(Items from an interface collection)
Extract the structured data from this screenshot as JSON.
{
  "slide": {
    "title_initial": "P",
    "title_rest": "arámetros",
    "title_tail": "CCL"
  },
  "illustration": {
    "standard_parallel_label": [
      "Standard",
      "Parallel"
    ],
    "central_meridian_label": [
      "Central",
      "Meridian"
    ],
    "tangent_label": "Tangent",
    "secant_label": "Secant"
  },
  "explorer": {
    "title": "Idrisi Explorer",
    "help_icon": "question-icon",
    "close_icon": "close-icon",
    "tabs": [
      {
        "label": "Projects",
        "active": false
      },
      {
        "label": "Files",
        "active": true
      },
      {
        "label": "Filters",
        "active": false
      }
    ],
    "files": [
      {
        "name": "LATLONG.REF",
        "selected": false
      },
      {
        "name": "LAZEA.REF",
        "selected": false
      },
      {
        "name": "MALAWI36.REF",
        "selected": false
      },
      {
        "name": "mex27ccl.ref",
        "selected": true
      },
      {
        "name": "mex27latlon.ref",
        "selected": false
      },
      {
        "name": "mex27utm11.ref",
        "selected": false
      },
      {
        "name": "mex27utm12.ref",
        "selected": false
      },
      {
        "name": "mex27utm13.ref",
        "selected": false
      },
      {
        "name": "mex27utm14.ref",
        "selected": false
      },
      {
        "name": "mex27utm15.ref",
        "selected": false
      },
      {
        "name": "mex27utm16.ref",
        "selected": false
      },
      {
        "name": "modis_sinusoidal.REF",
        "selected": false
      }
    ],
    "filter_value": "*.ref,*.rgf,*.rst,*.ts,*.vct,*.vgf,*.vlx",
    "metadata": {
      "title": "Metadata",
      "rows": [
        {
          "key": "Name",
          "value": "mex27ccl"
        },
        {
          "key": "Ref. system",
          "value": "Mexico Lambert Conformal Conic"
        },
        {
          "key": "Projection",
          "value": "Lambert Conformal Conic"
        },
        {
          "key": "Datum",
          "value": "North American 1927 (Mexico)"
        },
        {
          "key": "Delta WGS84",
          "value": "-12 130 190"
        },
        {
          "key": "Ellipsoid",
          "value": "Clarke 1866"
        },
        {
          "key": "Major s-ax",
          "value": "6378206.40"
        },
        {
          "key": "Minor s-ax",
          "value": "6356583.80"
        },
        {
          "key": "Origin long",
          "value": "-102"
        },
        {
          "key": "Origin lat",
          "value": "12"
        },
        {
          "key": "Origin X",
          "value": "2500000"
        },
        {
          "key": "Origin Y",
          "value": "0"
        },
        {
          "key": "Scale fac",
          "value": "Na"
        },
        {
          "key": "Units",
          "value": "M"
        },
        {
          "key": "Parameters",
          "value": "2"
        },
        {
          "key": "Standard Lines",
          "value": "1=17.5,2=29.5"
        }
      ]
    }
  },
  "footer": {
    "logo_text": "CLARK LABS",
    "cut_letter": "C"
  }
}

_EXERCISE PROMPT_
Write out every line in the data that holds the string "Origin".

_SOLVED EXERCISE_
          "key": "Origin long",
          "key": "Origin lat",
          "key": "Origin X",
          "key": "Origin Y",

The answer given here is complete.